- RECORDS SUPPLIED -
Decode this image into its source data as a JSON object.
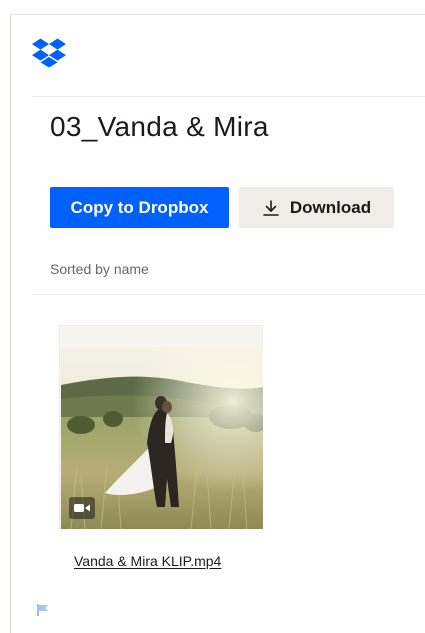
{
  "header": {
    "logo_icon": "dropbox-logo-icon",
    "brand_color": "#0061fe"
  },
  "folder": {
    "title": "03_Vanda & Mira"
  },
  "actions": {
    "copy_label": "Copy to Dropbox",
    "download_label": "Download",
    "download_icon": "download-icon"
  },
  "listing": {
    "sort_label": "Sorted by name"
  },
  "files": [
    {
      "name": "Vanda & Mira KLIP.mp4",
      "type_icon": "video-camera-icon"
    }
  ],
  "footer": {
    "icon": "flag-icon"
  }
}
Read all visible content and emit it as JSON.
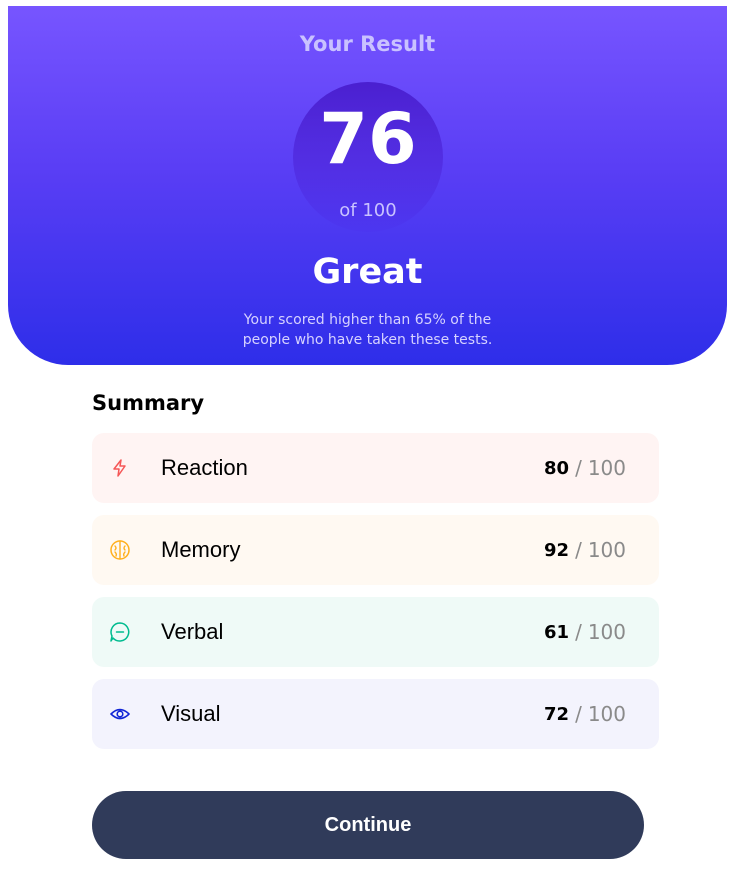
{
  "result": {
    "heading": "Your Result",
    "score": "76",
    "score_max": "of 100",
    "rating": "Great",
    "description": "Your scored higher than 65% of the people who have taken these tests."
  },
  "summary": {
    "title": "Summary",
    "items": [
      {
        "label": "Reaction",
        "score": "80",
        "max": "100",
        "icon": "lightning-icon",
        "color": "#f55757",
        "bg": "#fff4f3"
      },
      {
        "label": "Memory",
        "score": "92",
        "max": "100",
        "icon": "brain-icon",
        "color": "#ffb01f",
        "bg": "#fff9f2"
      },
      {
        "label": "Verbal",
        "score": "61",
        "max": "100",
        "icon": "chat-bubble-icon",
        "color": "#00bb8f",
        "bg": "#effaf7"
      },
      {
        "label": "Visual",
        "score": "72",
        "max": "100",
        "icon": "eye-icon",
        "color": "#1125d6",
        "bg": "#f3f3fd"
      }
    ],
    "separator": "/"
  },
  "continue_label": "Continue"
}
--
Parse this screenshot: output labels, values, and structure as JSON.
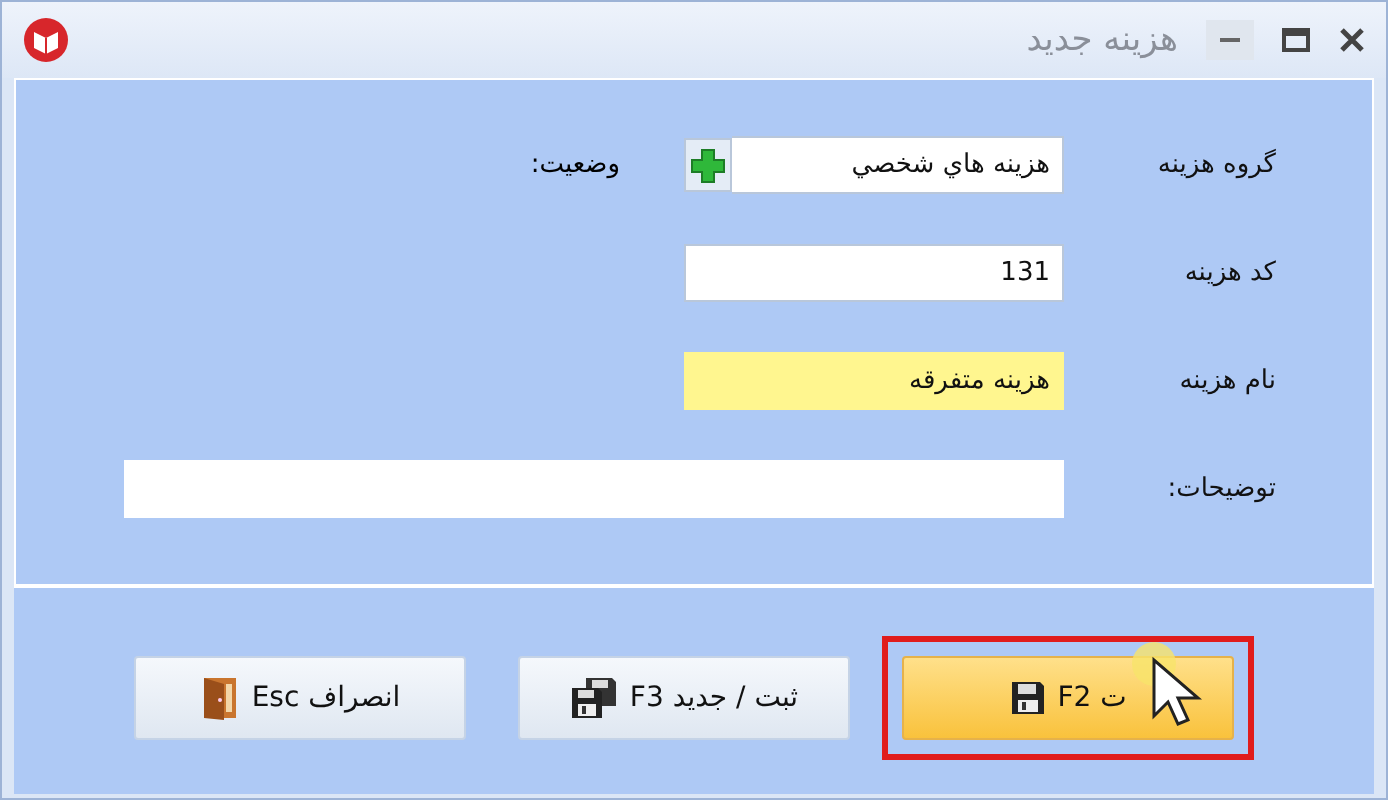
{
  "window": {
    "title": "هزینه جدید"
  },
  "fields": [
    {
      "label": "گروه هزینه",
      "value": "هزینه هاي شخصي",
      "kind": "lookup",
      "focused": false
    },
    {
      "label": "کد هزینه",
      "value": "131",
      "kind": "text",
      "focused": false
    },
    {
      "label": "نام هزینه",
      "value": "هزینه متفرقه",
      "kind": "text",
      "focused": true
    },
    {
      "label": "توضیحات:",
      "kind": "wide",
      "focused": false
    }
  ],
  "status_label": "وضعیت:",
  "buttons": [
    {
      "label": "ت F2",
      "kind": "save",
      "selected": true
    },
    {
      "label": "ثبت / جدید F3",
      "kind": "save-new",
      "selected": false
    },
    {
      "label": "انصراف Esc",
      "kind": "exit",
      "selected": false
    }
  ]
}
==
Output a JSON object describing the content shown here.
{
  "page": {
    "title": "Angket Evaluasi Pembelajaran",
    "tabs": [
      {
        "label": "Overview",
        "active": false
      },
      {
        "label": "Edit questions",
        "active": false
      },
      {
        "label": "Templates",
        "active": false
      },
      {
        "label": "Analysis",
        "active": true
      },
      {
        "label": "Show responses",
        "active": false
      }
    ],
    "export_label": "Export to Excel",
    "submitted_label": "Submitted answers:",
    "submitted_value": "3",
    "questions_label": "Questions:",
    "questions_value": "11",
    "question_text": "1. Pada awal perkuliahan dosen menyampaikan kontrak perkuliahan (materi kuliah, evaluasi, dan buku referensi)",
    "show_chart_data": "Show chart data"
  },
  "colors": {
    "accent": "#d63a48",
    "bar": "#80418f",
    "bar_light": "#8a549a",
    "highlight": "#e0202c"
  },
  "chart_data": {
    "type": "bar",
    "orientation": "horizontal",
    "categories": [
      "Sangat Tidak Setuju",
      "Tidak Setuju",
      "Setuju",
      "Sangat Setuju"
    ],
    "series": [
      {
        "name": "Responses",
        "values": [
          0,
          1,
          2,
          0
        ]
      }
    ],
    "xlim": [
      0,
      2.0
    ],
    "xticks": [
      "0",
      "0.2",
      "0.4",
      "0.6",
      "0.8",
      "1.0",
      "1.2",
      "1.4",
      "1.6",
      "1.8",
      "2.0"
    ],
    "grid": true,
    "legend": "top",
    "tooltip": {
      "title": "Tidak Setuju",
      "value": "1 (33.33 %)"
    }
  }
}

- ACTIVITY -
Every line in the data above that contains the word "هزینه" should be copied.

- OUTPUT FOR THIS EXERCISE -
    "title": "هزینه جدید"
      "label": "گروه هزینه",
      "value": "هزینه هاي شخصي",
      "label": "کد هزینه",
      "label": "نام هزینه",
      "value": "هزینه متفرقه",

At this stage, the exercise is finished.